Collected data
========================================================================

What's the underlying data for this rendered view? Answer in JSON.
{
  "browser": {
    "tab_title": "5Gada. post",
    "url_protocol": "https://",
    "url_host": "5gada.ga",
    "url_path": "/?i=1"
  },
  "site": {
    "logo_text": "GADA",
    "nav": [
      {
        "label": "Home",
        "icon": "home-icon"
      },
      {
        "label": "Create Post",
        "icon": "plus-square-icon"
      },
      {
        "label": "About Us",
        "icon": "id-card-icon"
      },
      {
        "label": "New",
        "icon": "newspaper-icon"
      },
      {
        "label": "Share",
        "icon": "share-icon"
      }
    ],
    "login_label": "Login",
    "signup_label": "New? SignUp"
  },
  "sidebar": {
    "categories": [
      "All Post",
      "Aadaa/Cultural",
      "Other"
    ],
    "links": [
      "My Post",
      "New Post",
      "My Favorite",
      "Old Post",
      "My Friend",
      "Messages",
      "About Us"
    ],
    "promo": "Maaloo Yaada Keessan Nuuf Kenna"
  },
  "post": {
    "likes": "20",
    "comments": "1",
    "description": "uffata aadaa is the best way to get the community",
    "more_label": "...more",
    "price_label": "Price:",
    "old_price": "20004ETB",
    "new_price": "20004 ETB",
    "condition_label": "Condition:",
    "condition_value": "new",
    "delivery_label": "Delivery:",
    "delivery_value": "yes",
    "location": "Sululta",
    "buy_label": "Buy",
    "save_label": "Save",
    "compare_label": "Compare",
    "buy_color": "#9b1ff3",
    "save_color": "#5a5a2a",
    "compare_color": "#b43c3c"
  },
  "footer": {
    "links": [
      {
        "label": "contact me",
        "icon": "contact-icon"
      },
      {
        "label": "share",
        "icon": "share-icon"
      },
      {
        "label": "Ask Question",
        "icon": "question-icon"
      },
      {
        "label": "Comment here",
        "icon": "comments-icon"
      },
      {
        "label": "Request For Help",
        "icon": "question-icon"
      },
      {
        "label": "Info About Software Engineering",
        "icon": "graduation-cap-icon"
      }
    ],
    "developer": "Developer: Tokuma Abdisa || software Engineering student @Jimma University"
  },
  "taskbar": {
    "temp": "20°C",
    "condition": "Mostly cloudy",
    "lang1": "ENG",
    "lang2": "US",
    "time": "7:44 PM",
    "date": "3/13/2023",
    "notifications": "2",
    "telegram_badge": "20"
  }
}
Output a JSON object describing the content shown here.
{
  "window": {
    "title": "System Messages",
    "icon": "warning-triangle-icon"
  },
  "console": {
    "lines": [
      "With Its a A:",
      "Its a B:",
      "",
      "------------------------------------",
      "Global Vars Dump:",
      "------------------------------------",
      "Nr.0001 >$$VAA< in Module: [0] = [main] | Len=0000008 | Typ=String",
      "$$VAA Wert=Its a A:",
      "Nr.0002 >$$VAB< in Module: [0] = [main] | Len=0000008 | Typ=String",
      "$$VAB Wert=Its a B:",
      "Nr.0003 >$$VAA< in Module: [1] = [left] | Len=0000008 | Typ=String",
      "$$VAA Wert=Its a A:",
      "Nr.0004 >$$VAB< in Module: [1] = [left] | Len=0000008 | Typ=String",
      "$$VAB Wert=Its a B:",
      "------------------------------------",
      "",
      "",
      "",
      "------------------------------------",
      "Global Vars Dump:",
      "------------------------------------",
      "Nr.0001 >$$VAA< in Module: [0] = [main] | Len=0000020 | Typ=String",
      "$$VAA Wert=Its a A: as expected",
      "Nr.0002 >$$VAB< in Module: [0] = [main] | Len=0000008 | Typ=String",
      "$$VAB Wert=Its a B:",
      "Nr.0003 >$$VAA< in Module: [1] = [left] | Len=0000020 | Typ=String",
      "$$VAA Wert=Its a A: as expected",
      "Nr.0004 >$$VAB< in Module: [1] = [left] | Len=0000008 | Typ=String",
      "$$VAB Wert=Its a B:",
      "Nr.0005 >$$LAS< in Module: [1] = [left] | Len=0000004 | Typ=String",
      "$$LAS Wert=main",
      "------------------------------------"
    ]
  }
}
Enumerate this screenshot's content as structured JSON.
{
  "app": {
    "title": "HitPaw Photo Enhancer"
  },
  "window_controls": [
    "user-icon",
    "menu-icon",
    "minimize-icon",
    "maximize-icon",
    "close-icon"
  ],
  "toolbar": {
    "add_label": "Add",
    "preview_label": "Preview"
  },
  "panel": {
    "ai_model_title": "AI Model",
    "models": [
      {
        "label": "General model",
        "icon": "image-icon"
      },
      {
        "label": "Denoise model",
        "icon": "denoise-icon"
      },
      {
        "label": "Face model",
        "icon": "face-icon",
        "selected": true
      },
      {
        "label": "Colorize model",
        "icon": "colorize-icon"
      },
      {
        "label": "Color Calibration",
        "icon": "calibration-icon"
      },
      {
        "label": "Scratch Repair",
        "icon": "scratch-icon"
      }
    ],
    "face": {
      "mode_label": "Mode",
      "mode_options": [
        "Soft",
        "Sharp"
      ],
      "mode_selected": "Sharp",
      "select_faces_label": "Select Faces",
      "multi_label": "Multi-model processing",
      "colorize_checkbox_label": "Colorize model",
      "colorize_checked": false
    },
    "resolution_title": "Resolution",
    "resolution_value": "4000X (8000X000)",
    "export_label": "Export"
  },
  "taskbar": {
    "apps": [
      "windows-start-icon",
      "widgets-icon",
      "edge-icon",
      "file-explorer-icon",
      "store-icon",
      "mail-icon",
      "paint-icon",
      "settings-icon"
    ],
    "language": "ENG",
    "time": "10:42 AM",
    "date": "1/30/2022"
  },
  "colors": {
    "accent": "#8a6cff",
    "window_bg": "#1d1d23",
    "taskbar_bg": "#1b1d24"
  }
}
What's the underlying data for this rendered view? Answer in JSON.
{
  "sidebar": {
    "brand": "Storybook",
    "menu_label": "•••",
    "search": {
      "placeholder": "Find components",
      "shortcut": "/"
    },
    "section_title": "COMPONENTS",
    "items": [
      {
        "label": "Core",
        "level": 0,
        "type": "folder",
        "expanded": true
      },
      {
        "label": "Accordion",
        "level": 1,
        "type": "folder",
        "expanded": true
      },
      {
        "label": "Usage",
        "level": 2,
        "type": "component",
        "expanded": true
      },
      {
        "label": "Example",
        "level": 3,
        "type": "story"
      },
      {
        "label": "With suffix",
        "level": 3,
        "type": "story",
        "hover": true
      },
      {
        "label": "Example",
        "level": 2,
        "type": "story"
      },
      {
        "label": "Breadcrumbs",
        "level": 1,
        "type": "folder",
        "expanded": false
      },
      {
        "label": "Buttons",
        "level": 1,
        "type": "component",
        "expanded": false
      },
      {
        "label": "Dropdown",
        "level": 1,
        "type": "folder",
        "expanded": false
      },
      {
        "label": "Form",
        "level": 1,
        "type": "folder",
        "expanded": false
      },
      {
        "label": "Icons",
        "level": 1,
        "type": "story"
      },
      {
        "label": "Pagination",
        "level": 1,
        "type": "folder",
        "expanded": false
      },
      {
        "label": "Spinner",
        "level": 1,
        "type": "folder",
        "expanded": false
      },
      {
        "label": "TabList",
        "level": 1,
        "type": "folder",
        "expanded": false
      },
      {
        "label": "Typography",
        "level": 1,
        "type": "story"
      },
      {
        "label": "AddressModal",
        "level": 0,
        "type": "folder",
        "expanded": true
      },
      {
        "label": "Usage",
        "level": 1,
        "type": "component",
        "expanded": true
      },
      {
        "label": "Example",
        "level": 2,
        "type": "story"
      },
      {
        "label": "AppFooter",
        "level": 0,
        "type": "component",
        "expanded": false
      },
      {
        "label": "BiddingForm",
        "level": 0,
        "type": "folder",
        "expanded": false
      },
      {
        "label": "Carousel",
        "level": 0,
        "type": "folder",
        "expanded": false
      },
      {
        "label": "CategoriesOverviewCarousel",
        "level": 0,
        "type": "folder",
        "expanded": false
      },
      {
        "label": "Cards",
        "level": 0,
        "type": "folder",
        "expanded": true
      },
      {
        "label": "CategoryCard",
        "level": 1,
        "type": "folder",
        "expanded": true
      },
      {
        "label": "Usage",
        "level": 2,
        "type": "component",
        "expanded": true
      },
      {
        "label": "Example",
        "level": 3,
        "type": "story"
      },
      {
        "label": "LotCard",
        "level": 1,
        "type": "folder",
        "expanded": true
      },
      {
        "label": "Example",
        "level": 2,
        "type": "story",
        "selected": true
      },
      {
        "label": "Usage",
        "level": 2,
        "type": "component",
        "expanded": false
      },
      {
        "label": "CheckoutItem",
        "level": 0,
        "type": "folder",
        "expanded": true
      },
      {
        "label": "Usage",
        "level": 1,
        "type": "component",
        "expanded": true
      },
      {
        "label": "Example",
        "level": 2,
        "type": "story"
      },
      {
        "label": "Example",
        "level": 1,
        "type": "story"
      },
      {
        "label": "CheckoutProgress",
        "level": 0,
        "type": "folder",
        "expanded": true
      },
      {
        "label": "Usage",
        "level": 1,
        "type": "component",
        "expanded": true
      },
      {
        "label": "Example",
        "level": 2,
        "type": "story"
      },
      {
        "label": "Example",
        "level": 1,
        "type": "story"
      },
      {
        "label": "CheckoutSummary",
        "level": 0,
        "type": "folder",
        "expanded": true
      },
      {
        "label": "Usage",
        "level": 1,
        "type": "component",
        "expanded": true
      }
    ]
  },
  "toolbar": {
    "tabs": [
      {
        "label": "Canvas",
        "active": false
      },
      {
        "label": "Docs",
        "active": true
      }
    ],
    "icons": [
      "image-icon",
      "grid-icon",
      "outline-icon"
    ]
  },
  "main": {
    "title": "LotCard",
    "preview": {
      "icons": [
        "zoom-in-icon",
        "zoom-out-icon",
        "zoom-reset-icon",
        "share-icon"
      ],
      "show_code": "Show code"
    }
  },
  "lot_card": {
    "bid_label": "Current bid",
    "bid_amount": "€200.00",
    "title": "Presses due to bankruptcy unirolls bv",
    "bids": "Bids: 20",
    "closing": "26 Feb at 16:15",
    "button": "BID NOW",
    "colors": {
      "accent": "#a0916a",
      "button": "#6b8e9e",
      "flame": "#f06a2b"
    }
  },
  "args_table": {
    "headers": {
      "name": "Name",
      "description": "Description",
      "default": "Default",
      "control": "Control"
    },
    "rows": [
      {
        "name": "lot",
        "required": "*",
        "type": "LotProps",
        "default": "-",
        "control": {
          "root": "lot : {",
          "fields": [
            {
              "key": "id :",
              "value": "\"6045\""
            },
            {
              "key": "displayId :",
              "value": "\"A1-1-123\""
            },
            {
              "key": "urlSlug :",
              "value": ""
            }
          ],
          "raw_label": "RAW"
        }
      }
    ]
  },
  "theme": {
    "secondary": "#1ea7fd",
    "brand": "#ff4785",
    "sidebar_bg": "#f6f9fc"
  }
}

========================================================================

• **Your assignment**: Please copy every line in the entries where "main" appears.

• **Exercise output**:
      "Nr.0001 >$$VAA< in Module: [0] = [main] | Len=0000008 | Typ=String",
      "Nr.0002 >$$VAB< in Module: [0] = [main] | Len=0000008 | Typ=String",
      "Nr.0001 >$$VAA< in Module: [0] = [main] | Len=0000020 | Typ=String",
      "Nr.0002 >$$VAB< in Module: [0] = [main] | Len=0000008 | Typ=String",
      "$$LAS Wert=main",
  "main": {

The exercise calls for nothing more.